* Work instructions *
Copy each line of the data below with the word "JSON".

* Component data from apps and pages *
══════

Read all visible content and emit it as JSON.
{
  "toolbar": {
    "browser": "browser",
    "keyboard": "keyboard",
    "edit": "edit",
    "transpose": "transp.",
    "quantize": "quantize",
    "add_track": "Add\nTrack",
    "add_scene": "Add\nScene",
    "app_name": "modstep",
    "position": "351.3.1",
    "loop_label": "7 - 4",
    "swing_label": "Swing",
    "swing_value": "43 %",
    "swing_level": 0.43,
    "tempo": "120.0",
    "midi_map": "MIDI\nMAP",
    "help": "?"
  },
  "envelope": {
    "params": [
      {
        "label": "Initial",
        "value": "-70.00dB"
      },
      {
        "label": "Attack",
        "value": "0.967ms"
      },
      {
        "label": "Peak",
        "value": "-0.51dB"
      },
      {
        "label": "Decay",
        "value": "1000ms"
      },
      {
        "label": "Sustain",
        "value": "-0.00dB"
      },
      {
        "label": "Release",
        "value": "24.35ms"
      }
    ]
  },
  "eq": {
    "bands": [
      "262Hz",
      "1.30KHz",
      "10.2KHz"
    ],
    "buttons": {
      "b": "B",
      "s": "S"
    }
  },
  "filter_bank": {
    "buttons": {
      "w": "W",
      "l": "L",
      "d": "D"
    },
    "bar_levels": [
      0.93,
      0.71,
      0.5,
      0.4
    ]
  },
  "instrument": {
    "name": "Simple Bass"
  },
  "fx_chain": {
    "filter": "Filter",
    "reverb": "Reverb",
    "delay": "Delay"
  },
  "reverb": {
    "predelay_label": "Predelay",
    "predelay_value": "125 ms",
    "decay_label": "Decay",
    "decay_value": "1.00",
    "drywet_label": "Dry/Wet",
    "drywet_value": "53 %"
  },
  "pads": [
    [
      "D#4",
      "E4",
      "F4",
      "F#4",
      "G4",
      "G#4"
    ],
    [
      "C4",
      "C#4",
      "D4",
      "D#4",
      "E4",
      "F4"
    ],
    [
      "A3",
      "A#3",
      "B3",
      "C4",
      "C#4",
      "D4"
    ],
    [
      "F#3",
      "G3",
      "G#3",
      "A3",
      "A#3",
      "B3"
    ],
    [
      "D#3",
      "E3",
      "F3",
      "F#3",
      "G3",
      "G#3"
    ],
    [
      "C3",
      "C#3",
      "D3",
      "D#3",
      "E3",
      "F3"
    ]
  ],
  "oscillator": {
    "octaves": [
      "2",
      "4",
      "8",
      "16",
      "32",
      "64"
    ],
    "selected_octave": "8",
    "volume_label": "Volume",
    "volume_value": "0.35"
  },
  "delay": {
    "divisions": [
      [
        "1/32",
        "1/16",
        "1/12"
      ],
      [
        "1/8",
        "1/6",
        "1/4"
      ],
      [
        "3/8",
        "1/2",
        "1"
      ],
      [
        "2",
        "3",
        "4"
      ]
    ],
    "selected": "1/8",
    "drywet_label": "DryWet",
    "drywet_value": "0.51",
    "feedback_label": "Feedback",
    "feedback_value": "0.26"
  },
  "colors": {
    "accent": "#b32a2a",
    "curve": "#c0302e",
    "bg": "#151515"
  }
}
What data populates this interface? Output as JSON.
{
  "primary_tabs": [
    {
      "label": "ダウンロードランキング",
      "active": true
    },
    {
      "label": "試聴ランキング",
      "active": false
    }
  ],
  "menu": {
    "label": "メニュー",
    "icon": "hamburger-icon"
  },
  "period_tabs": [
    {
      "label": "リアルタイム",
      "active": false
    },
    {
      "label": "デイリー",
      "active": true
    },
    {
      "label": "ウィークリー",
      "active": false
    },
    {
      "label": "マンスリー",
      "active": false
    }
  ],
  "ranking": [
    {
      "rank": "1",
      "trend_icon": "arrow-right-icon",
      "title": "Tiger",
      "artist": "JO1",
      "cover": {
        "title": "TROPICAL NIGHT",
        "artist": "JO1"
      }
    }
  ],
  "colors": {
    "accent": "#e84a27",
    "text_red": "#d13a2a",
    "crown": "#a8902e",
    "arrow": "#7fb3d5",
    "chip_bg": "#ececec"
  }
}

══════

* Exercise response *
Read all visible content and emit it as JSON.
What data populates this interface? Output as JSON.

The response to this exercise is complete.